Most importantly, though, the show laid the groundwork for a reimagined dynamic between kids, parents, and how they talked and engaged with each other. Kirsten and Sandy Cohen (Kelly Rowan and Peter Gallagher) were far from perfect parents or people—Sandy came thisclose to cheating on Kirsten, who herself had a drinking problem. Her intervention was one of the show's more poignant moments because of how it emotionally emphasized her kids as the turning point to enter treatment.
But Sandy and Kirsten Cohen can be seen as the proto-Eric and Tami Taylor from Friday Night Lights, their relationship marked by tough love, playful ribbing, and an unwavering moral standard that they try their best to instill in their kids: to always try and do the right thing.
Talking to and befriending your parents, even when they themselves were your problem, became not only a viable course of action, but seemed cool, fun, and way less stressful.

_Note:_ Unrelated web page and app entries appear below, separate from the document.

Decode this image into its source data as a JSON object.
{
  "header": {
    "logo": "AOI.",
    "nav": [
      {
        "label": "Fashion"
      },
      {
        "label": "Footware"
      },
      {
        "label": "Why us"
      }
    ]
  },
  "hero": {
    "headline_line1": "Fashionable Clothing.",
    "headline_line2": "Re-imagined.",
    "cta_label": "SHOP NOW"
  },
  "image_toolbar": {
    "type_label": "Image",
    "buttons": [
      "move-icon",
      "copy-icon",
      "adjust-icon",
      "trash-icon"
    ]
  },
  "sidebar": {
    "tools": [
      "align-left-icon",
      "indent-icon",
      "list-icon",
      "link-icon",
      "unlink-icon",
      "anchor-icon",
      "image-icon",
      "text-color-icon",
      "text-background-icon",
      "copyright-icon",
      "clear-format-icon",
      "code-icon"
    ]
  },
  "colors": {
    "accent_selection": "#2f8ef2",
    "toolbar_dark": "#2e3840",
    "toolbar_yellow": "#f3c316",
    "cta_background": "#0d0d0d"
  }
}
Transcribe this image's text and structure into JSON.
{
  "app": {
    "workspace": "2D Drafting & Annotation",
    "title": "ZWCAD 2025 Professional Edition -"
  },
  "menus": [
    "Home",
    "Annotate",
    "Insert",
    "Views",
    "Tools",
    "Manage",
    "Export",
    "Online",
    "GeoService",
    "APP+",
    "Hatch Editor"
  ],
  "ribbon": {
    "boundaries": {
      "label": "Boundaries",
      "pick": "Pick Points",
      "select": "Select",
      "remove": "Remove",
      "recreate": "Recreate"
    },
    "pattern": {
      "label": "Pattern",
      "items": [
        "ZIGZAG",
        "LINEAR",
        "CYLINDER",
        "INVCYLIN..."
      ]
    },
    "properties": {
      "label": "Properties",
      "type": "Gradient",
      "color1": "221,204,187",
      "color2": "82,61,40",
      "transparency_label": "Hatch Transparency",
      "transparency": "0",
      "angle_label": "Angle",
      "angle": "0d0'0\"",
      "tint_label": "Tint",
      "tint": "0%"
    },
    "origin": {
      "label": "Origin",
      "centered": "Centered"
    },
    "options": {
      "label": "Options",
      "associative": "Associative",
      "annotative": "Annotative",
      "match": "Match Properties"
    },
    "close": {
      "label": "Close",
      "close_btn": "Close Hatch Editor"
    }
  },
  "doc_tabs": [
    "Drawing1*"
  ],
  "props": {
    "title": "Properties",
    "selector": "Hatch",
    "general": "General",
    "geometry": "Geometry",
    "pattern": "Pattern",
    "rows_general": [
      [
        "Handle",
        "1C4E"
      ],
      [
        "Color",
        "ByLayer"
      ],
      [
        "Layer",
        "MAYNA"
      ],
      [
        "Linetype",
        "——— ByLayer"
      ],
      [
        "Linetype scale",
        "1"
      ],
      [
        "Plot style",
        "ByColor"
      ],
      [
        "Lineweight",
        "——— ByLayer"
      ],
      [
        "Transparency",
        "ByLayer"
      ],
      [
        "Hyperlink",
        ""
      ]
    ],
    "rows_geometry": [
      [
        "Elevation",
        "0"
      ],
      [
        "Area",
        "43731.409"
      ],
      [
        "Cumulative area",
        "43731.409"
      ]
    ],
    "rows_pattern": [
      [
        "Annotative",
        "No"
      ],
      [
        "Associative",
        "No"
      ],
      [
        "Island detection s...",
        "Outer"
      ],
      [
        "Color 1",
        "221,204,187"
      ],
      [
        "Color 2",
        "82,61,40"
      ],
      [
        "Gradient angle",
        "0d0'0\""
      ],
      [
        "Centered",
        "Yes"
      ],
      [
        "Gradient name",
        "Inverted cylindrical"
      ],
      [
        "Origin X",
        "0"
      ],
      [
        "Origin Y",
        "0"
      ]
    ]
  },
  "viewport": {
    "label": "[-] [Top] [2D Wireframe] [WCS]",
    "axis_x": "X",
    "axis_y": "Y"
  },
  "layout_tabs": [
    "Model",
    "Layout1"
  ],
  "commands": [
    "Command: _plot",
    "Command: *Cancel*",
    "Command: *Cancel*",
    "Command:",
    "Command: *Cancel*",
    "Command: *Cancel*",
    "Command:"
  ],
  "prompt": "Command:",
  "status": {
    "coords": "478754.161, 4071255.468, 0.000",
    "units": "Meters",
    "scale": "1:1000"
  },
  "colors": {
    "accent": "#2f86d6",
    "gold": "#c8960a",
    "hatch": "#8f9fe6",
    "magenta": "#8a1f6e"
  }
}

And the show rendered the interplay of the Cohens in stark contrast to Marissa and Summer's families, who were distant (or sometimes altogether absent), misbehaved, and out-of-touch. (They they weren't completely beyond reproach: Marissa's formerly devious mom Julie ended up being a softie that married Kevin Sorbo.)
We've seen different incarnations of Sandy and Kirsten in the decade following The O.C. We saw it in the tender mother-daughter love between Rory and Lorelai Gilmore, with Keith Mars and his teenage sleuth of a daughter, Veronica. We see it in now in Awkward, MTV's under-praised teen drama about a girl who is mistaken as suicidal. And on ABC Family's on-the-bubble ballerina show, Bunheads, Sutton Foster plays what is essentially Kirsten Cohen's, Lorelai Gilmore's, and Tami Taylor's ultimate soul sister. And we see it on Switched at Birth and now this summer, The Fosters and Camp. And probably countless other shows I'm completely forgetting about.
The O.C. turns 10 August 5. My suggestion, to be completely dismissed by your own needs, pleasures, and time: Snatch up the DVDS, and on the day, pop a disc in, press play, let Phantom Planet's "California" ring out through your flatscreen, and marvel at just how much you love about TV now you see in this show.